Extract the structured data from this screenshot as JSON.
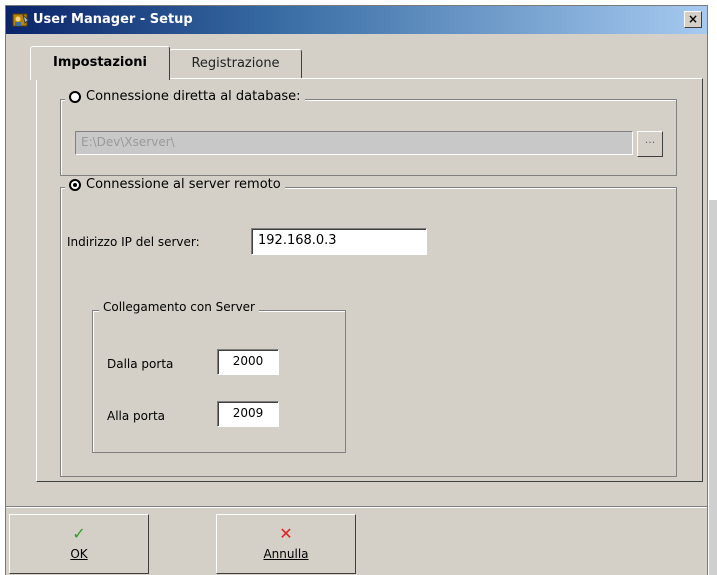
{
  "window": {
    "title": "User Manager - Setup",
    "close_glyph": "×",
    "app_icon": "user-manager-icon"
  },
  "tabs": [
    {
      "label": "Impostazioni",
      "active": true
    },
    {
      "label": "Registrazione",
      "active": false
    }
  ],
  "database": {
    "option_label": "Connessione diretta al database:",
    "selected": false,
    "path_value": "E:\\Dev\\Xserver\\",
    "browse_label": "..."
  },
  "remote": {
    "option_label": "Connessione al server remoto",
    "selected": true,
    "ip_label": "Indirizzo IP del server:",
    "ip_value": "192.168.0.3",
    "server_group": {
      "title": "Collegamento con Server",
      "from_port_label": "Dalla porta",
      "from_port_value": "2000",
      "to_port_label": "Alla porta",
      "to_port_value": "2009"
    }
  },
  "buttons": {
    "ok": {
      "icon": "checkmark-icon",
      "glyph": "✓",
      "label": "OK",
      "color": "#2aa02a"
    },
    "cancel": {
      "icon": "cross-icon",
      "glyph": "✕",
      "label": "Annulla",
      "color": "#e02020"
    }
  }
}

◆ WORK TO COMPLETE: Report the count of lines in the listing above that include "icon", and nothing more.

◆ YOUR RESPONSE: 3